What you need to do:
Retype the records below word for word and omit any image.
================================
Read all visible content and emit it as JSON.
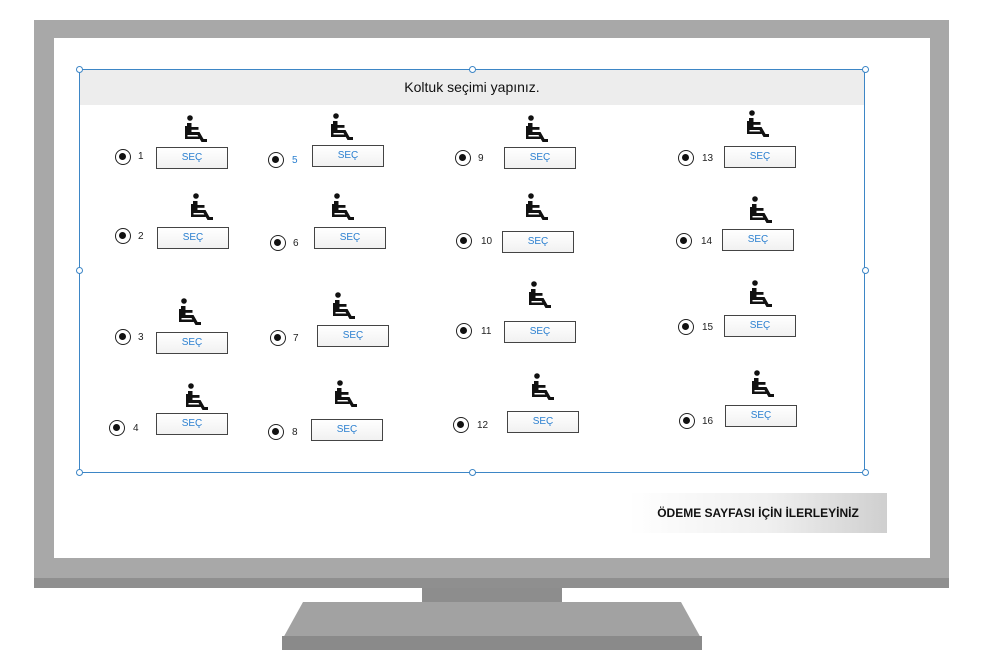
{
  "panel": {
    "title": "Koltuk seçimi yapınız."
  },
  "seats": [
    {
      "number": "1",
      "button_label": "SEÇ",
      "icon": "wheelchair-seat-icon"
    },
    {
      "number": "2",
      "button_label": "SEÇ",
      "icon": "wheelchair-seat-icon"
    },
    {
      "number": "3",
      "button_label": "SEÇ",
      "icon": "wheelchair-seat-icon"
    },
    {
      "number": "4",
      "button_label": "SEÇ",
      "icon": "wheelchair-seat-icon"
    },
    {
      "number": "5",
      "button_label": "SEÇ",
      "icon": "wheelchair-seat-icon"
    },
    {
      "number": "6",
      "button_label": "SEÇ",
      "icon": "wheelchair-seat-icon"
    },
    {
      "number": "7",
      "button_label": "SEÇ",
      "icon": "wheelchair-seat-icon"
    },
    {
      "number": "8",
      "button_label": "SEÇ",
      "icon": "wheelchair-seat-icon"
    },
    {
      "number": "9",
      "button_label": "SEÇ",
      "icon": "wheelchair-seat-icon"
    },
    {
      "number": "10",
      "button_label": "SEÇ",
      "icon": "wheelchair-seat-icon"
    },
    {
      "number": "11",
      "button_label": "SEÇ",
      "icon": "wheelchair-seat-icon"
    },
    {
      "number": "12",
      "button_label": "SEÇ",
      "icon": "wheelchair-seat-icon"
    },
    {
      "number": "13",
      "button_label": "SEÇ",
      "icon": "wheelchair-seat-icon"
    },
    {
      "number": "14",
      "button_label": "SEÇ",
      "icon": "wheelchair-seat-icon"
    },
    {
      "number": "15",
      "button_label": "SEÇ",
      "icon": "wheelchair-seat-icon"
    },
    {
      "number": "16",
      "button_label": "SEÇ",
      "icon": "wheelchair-seat-icon"
    }
  ],
  "proceed_button": {
    "label": "ÖDEME SAYFASI İÇİN İLERLEYİNİZ"
  },
  "colors": {
    "accent": "#2a7fd0",
    "selection_border": "#3d86c6",
    "header_background": "#ededed",
    "monitor_frame": "#a8a8a8"
  }
}
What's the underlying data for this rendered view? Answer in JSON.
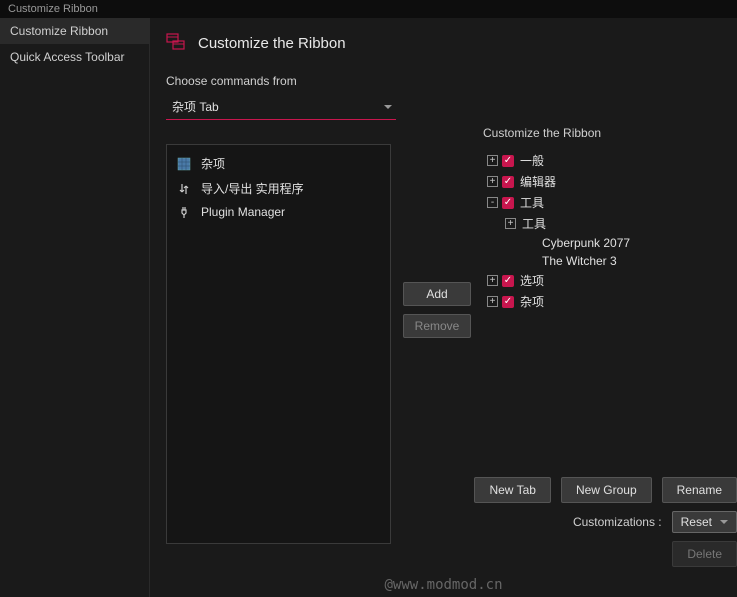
{
  "window_title": "Customize Ribbon",
  "sidebar": {
    "items": [
      {
        "label": "Customize Ribbon",
        "active": true
      },
      {
        "label": "Quick Access Toolbar",
        "active": false
      }
    ]
  },
  "header": {
    "title": "Customize the Ribbon"
  },
  "choose_commands": {
    "label": "Choose commands from",
    "selected": "杂项 Tab"
  },
  "commands": [
    {
      "icon": "grid-icon",
      "label": "杂项"
    },
    {
      "icon": "arrows-icon",
      "label": "导入/导出 实用程序"
    },
    {
      "icon": "plugin-icon",
      "label": "Plugin Manager"
    }
  ],
  "middle": {
    "add": "Add",
    "remove": "Remove"
  },
  "right": {
    "title": "Customize the Ribbon",
    "tree": [
      {
        "indent": 0,
        "toggle": "+",
        "checked": true,
        "label": "一般"
      },
      {
        "indent": 0,
        "toggle": "+",
        "checked": true,
        "label": "编辑器"
      },
      {
        "indent": 0,
        "toggle": "-",
        "checked": true,
        "label": "工具"
      },
      {
        "indent": 1,
        "toggle": "+",
        "checked": null,
        "label": "工具"
      },
      {
        "indent": 2,
        "toggle": null,
        "checked": null,
        "label": "Cyberpunk 2077"
      },
      {
        "indent": 2,
        "toggle": null,
        "checked": null,
        "label": "The Witcher 3"
      },
      {
        "indent": 0,
        "toggle": "+",
        "checked": true,
        "label": "选项"
      },
      {
        "indent": 0,
        "toggle": "+",
        "checked": true,
        "label": "杂项"
      }
    ]
  },
  "bottom": {
    "new_tab": "New Tab",
    "new_group": "New Group",
    "rename": "Rename",
    "customizations_label": "Customizations :",
    "reset": "Reset",
    "delete": "Delete"
  },
  "watermark": "@www.modmod.cn",
  "colors": {
    "accent": "#c8164e"
  }
}
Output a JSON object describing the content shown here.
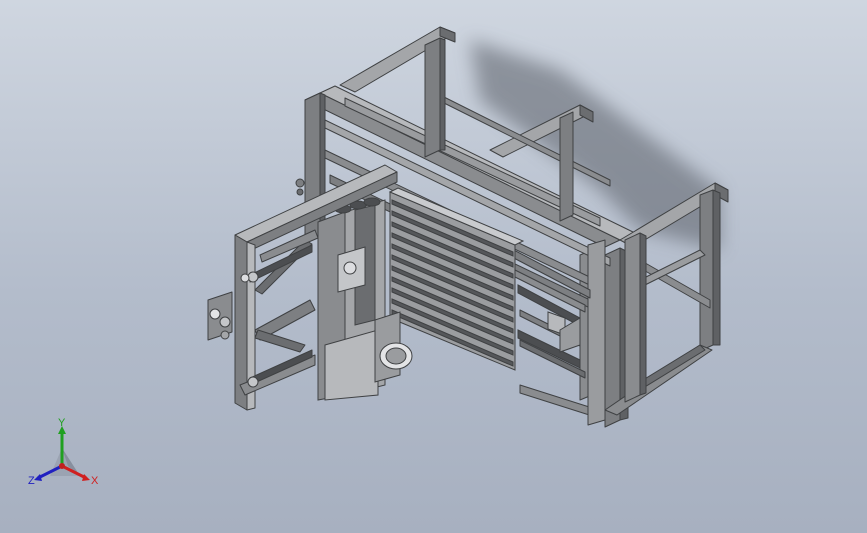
{
  "viewport": {
    "background_top": "#cfd6e0",
    "background_bottom": "#a7b0c0"
  },
  "model": {
    "frame_color": "#7d7f82",
    "frame_light": "#b7b9bc",
    "frame_dark": "#3f4143",
    "shadow_color": "#5a5f68"
  },
  "triad": {
    "x_label": "X",
    "y_label": "Y",
    "z_label": "Z",
    "x_color": "#d02020",
    "y_color": "#20a020",
    "z_color": "#2020c0"
  }
}
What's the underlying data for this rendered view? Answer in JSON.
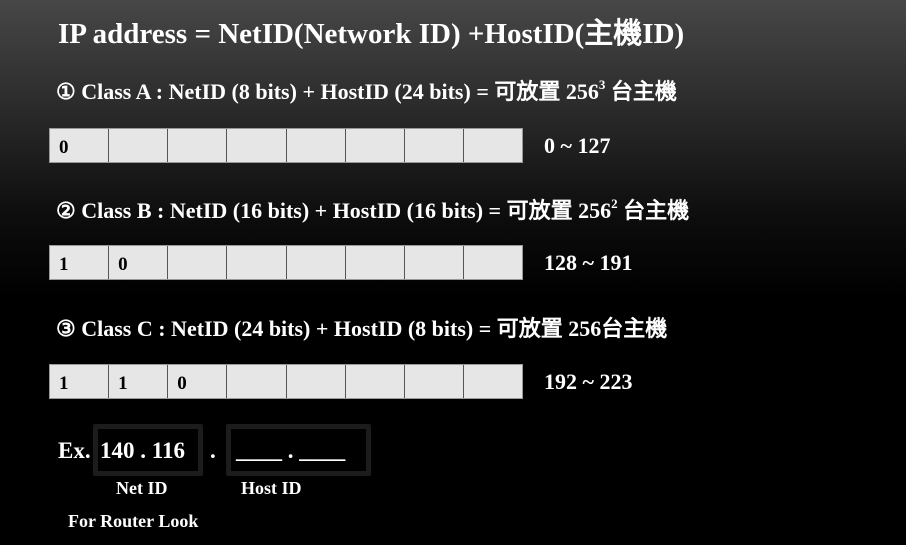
{
  "title": "IP address = NetID(Network ID) +HostID(主機ID)",
  "classes": [
    {
      "label": "① Class A : NetID (8 bits) + HostID (24 bits) = 可放置 256",
      "exp": "3",
      "suffix": " 台主機",
      "bits": [
        "0",
        "",
        "",
        "",
        "",
        "",
        "",
        ""
      ],
      "range": "0 ~ 127"
    },
    {
      "label": "② Class B : NetID (16 bits) + HostID (16 bits) = 可放置 256",
      "exp": "2",
      "suffix": " 台主機",
      "bits": [
        "1",
        "0",
        "",
        "",
        "",
        "",
        "",
        ""
      ],
      "range": "128 ~ 191"
    },
    {
      "label": "③ Class C : NetID (24 bits) + HostID (8 bits) = 可放置 256台主機",
      "exp": "",
      "suffix": "",
      "bits": [
        "1",
        "1",
        "0",
        "",
        "",
        "",
        "",
        ""
      ],
      "range": "192 ~ 223"
    }
  ],
  "example": {
    "prefix": "Ex.",
    "net": "140 . 116",
    "dot": ".",
    "host": "____ . ____",
    "net_label": "Net ID",
    "host_label": "Host ID",
    "note": "For Router Look"
  }
}
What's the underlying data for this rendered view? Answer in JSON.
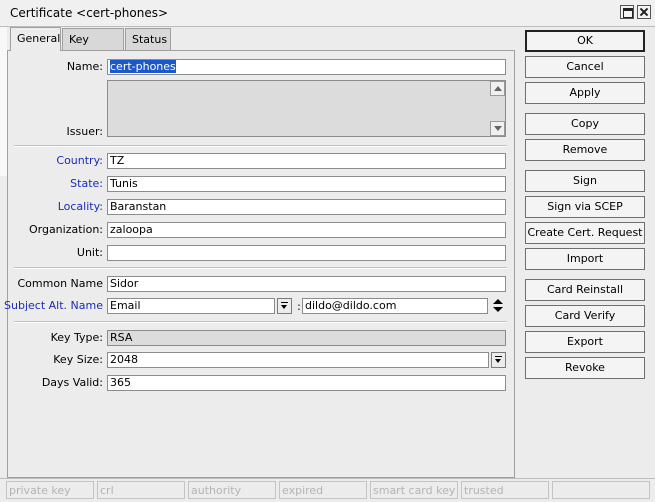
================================
Exercise response:
Read all visible content and emit it as JSON.
{
  "panel": {
    "title": "Koltuk seçimi yapınız."
  },
  "seats": [
    {
      "number": "1",
      "button_label": "SEÇ",
      "icon": "wheelchair-seat-icon"
    },
    {
      "number": "2",
      "button_label": "SEÇ",
      "icon": "wheelchair-seat-icon"
    },
    {
      "number": "3",
      "button_label": "SEÇ",
      "icon": "wheelchair-seat-icon"
    },
    {
      "number": "4",
      "button_label": "SEÇ",
      "icon": "wheelchair-seat-icon"
    },
    {
      "number": "5",
      "button_label": "SEÇ",
      "icon": "wheelchair-seat-icon"
    },
    {
      "number": "6",
      "button_label": "SEÇ",
      "icon": "wheelchair-seat-icon"
    },
    {
      "number": "7",
      "button_label": "SEÇ",
      "icon": "wheelchair-seat-icon"
    },
    {
      "number": "8",
      "button_label": "SEÇ",
      "icon": "wheelchair-seat-icon"
    },
    {
      "number": "9",
      "button_label": "SEÇ",
      "icon": "wheelchair-seat-icon"
    },
    {
      "number": "10",
      "button_label": "SEÇ",
      "icon": "wheelchair-seat-icon"
    },
    {
      "number": "11",
      "button_label": "SEÇ",
      "icon": "wheelchair-seat-icon"
    },
    {
      "number": "12",
      "button_label": "SEÇ",
      "icon": "wheelchair-seat-icon"
    },
    {
      "number": "13",
      "button_label": "SEÇ",
      "icon": "wheelchair-seat-icon"
    },
    {
      "number": "14",
      "button_label": "SEÇ",
      "icon": "wheelchair-seat-icon"
    },
    {
      "number": "15",
      "button_label": "SEÇ",
      "icon": "wheelchair-seat-icon"
    },
    {
      "number": "16",
      "button_label": "SEÇ",
      "icon": "wheelchair-seat-icon"
    }
  ],
  "proceed_button": {
    "label": "ÖDEME SAYFASI İÇİN İLERLEYİNİZ"
  },
  "colors": {
    "accent": "#2a7fd0",
    "selection_border": "#3d86c6",
    "header_background": "#ededed",
    "monitor_frame": "#a8a8a8"
  }
}
What's the underlying data for this rendered view? Answer in JSON.
{
  "window_title": "Customize Ribbon",
  "sidebar": {
    "items": [
      {
        "label": "Customize Ribbon",
        "active": true
      },
      {
        "label": "Quick Access Toolbar",
        "active": false
      }
    ]
  },
  "header": {
    "title": "Customize the Ribbon"
  },
  "choose_commands": {
    "label": "Choose commands from",
    "selected": "杂项 Tab"
  },
  "commands": [
    {
      "icon": "grid-icon",
      "label": "杂项"
    },
    {
      "icon": "arrows-icon",
      "label": "导入/导出 实用程序"
    },
    {
      "icon": "plugin-icon",
      "label": "Plugin Manager"
    }
  ],
  "middle": {
    "add": "Add",
    "remove": "Remove"
  },
  "right": {
    "title": "Customize the Ribbon",
    "tree": [
      {
        "indent": 0,
        "toggle": "+",
        "checked": true,
        "label": "一般"
      },
      {
        "indent": 0,
        "toggle": "+",
        "checked": true,
        "label": "编辑器"
      },
      {
        "indent": 0,
        "toggle": "-",
        "checked": true,
        "label": "工具"
      },
      {
        "indent": 1,
        "toggle": "+",
        "checked": null,
        "label": "工具"
      },
      {
        "indent": 2,
        "toggle": null,
        "checked": null,
        "label": "Cyberpunk 2077"
      },
      {
        "indent": 2,
        "toggle": null,
        "checked": null,
        "label": "The Witcher 3"
      },
      {
        "indent": 0,
        "toggle": "+",
        "checked": true,
        "label": "选项"
      },
      {
        "indent": 0,
        "toggle": "+",
        "checked": true,
        "label": "杂项"
      }
    ]
  },
  "bottom": {
    "new_tab": "New Tab",
    "new_group": "New Group",
    "rename": "Rename",
    "customizations_label": "Customizations :",
    "reset": "Reset",
    "delete": "Delete"
  },
  "watermark": "@www.modmod.cn",
  "colors": {
    "accent": "#c8164e"
  }
}
Output a JSON object describing the content shown here.
{
  "viewport": {
    "background_top": "#cfd6e0",
    "background_bottom": "#a7b0c0"
  },
  "model": {
    "frame_color": "#7d7f82",
    "frame_light": "#b7b9bc",
    "frame_dark": "#3f4143",
    "shadow_color": "#5a5f68"
  },
  "triad": {
    "x_label": "X",
    "y_label": "Y",
    "z_label": "Z",
    "x_color": "#d02020",
    "y_color": "#20a020",
    "z_color": "#2020c0"
  }
}
What's the underlying data for this rendered view? Answer in JSON.
{
  "title": "IP address = NetID(Network ID) +HostID(主機ID)",
  "classes": [
    {
      "label": "① Class A : NetID (8 bits) + HostID (24 bits) = 可放置 256",
      "exp": "3",
      "suffix": " 台主機",
      "bits": [
        "0",
        "",
        "",
        "",
        "",
        "",
        "",
        ""
      ],
      "range": "0 ~ 127"
    },
    {
      "label": "② Class B : NetID (16 bits) + HostID (16 bits) = 可放置 256",
      "exp": "2",
      "suffix": " 台主機",
      "bits": [
        "1",
        "0",
        "",
        "",
        "",
        "",
        "",
        ""
      ],
      "range": "128 ~ 191"
    },
    {
      "label": "③ Class C : NetID (24 bits) + HostID (8 bits) = 可放置 256台主機",
      "exp": "",
      "suffix": "",
      "bits": [
        "1",
        "1",
        "0",
        "",
        "",
        "",
        "",
        ""
      ],
      "range": "192 ~ 223"
    }
  ],
  "example": {
    "prefix": "Ex.",
    "net": "140 . 116",
    "dot": ".",
    "host": "____ . ____",
    "net_label": "Net ID",
    "host_label": "Host ID",
    "note": "For Router Look"
  }
}
What's the underlying data for this rendered view? Answer in JSON.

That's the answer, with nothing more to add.